§ **RECORD EXTRACTS**
* * *

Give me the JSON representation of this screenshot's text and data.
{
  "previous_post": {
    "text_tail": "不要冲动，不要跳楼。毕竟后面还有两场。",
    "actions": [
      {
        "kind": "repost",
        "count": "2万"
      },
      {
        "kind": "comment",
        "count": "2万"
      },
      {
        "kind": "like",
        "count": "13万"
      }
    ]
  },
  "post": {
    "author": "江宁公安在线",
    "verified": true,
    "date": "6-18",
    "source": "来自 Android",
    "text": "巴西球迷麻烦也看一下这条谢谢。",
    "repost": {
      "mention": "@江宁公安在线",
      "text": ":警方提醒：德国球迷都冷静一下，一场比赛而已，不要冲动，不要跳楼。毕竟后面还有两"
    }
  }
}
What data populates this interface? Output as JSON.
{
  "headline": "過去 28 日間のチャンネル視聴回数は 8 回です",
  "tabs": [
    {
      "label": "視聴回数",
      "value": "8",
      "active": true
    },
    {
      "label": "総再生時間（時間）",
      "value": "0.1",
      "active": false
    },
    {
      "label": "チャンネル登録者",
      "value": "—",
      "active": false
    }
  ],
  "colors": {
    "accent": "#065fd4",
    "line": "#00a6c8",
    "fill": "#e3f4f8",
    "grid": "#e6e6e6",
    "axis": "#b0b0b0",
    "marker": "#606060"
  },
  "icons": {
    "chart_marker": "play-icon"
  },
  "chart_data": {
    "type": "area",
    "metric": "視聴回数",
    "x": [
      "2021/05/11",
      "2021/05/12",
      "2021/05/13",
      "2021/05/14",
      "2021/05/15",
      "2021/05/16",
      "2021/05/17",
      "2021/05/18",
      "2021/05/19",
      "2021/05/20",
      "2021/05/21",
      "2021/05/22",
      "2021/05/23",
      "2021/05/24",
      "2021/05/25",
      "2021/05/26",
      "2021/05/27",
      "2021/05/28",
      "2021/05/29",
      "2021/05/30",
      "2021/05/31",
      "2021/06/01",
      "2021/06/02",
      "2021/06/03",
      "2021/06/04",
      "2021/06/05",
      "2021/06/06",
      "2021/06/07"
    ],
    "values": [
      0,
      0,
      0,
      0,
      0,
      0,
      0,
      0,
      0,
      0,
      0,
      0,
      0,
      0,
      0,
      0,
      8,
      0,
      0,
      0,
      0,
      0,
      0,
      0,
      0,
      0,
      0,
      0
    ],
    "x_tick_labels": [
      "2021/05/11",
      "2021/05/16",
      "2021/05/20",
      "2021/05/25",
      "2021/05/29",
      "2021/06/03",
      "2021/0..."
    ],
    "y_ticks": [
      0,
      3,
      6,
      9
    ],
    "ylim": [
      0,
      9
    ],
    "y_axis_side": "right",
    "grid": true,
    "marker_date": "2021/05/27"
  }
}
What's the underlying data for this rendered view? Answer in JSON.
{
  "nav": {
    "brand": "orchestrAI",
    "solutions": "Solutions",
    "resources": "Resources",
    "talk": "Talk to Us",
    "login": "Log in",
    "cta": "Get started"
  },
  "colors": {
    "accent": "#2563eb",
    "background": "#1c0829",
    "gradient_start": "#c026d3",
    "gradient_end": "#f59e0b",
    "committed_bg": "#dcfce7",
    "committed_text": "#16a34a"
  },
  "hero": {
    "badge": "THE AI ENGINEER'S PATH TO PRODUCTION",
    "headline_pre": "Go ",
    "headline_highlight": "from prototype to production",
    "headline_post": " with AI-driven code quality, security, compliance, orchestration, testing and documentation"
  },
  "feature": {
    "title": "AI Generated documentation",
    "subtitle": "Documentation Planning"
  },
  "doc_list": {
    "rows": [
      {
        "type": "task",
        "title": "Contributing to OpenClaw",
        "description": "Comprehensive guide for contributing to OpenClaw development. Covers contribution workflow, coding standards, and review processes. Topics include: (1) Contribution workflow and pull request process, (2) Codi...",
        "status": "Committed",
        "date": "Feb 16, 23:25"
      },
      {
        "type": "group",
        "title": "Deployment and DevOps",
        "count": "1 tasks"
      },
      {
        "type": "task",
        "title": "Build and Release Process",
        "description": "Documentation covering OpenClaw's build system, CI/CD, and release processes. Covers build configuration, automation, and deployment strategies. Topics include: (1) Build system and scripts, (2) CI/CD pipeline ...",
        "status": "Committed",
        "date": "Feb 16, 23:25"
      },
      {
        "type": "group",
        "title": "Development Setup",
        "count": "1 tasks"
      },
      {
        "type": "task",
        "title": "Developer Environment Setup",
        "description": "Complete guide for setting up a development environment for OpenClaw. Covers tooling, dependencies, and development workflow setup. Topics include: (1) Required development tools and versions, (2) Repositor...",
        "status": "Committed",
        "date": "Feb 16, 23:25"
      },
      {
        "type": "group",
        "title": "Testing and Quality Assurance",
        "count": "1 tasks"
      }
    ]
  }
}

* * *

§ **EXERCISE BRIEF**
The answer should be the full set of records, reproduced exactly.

§ **EXERCISE OUTPUT**
Give me the JSON representation of this screenshot's text and data.
{
  "previous_post": {
    "text_tail": "不要冲动，不要跳楼。毕竟后面还有两场。",
    "actions": [
      {
        "kind": "repost",
        "count": "2万"
      },
      {
        "kind": "comment",
        "count": "2万"
      },
      {
        "kind": "like",
        "count": "13万"
      }
    ]
  },
  "post": {
    "author": "江宁公安在线",
    "verified": true,
    "date": "6-18",
    "source": "来自 Android",
    "text": "巴西球迷麻烦也看一下这条谢谢。",
    "repost": {
      "mention": "@江宁公安在线",
      "text": ":警方提醒：德国球迷都冷静一下，一场比赛而已，不要冲动，不要跳楼。毕竟后面还有两"
    }
  }
}
What data populates this interface? Output as JSON.
{
  "headline": "過去 28 日間のチャンネル視聴回数は 8 回です",
  "tabs": [
    {
      "label": "視聴回数",
      "value": "8",
      "active": true
    },
    {
      "label": "総再生時間（時間）",
      "value": "0.1",
      "active": false
    },
    {
      "label": "チャンネル登録者",
      "value": "—",
      "active": false
    }
  ],
  "colors": {
    "accent": "#065fd4",
    "line": "#00a6c8",
    "fill": "#e3f4f8",
    "grid": "#e6e6e6",
    "axis": "#b0b0b0",
    "marker": "#606060"
  },
  "icons": {
    "chart_marker": "play-icon"
  },
  "chart_data": {
    "type": "area",
    "metric": "視聴回数",
    "x": [
      "2021/05/11",
      "2021/05/12",
      "2021/05/13",
      "2021/05/14",
      "2021/05/15",
      "2021/05/16",
      "2021/05/17",
      "2021/05/18",
      "2021/05/19",
      "2021/05/20",
      "2021/05/21",
      "2021/05/22",
      "2021/05/23",
      "2021/05/24",
      "2021/05/25",
      "2021/05/26",
      "2021/05/27",
      "2021/05/28",
      "2021/05/29",
      "2021/05/30",
      "2021/05/31",
      "2021/06/01",
      "2021/06/02",
      "2021/06/03",
      "2021/06/04",
      "2021/06/05",
      "2021/06/06",
      "2021/06/07"
    ],
    "values": [
      0,
      0,
      0,
      0,
      0,
      0,
      0,
      0,
      0,
      0,
      0,
      0,
      0,
      0,
      0,
      0,
      8,
      0,
      0,
      0,
      0,
      0,
      0,
      0,
      0,
      0,
      0,
      0
    ],
    "x_tick_labels": [
      "2021/05/11",
      "2021/05/16",
      "2021/05/20",
      "2021/05/25",
      "2021/05/29",
      "2021/06/03",
      "2021/0..."
    ],
    "y_ticks": [
      0,
      3,
      6,
      9
    ],
    "ylim": [
      0,
      9
    ],
    "y_axis_side": "right",
    "grid": true,
    "marker_date": "2021/05/27"
  }
}
What's the underlying data for this rendered view? Answer in JSON.
{
  "nav": {
    "brand": "orchestrAI",
    "solutions": "Solutions",
    "resources": "Resources",
    "talk": "Talk to Us",
    "login": "Log in",
    "cta": "Get started"
  },
  "colors": {
    "accent": "#2563eb",
    "background": "#1c0829",
    "gradient_start": "#c026d3",
    "gradient_end": "#f59e0b",
    "committed_bg": "#dcfce7",
    "committed_text": "#16a34a"
  },
  "hero": {
    "badge": "THE AI ENGINEER'S PATH TO PRODUCTION",
    "headline_pre": "Go ",
    "headline_highlight": "from prototype to production",
    "headline_post": " with AI-driven code quality, security, compliance, orchestration, testing and documentation"
  },
  "feature": {
    "title": "AI Generated documentation",
    "subtitle": "Documentation Planning"
  },
  "doc_list": {
    "rows": [
      {
        "type": "task",
        "title": "Contributing to OpenClaw",
        "description": "Comprehensive guide for contributing to OpenClaw development. Covers contribution workflow, coding standards, and review processes. Topics include: (1) Contribution workflow and pull request process, (2) Codi...",
        "status": "Committed",
        "date": "Feb 16, 23:25"
      },
      {
        "type": "group",
        "title": "Deployment and DevOps",
        "count": "1 tasks"
      },
      {
        "type": "task",
        "title": "Build and Release Process",
        "description": "Documentation covering OpenClaw's build system, CI/CD, and release processes. Covers build configuration, automation, and deployment strategies. Topics include: (1) Build system and scripts, (2) CI/CD pipeline ...",
        "status": "Committed",
        "date": "Feb 16, 23:25"
      },
      {
        "type": "group",
        "title": "Development Setup",
        "count": "1 tasks"
      },
      {
        "type": "task",
        "title": "Developer Environment Setup",
        "description": "Complete guide for setting up a development environment for OpenClaw. Covers tooling, dependencies, and development workflow setup. Topics include: (1) Required development tools and versions, (2) Repositor...",
        "status": "Committed",
        "date": "Feb 16, 23:25"
      },
      {
        "type": "group",
        "title": "Testing and Quality Assurance",
        "count": "1 tasks"
      }
    ]
  }
}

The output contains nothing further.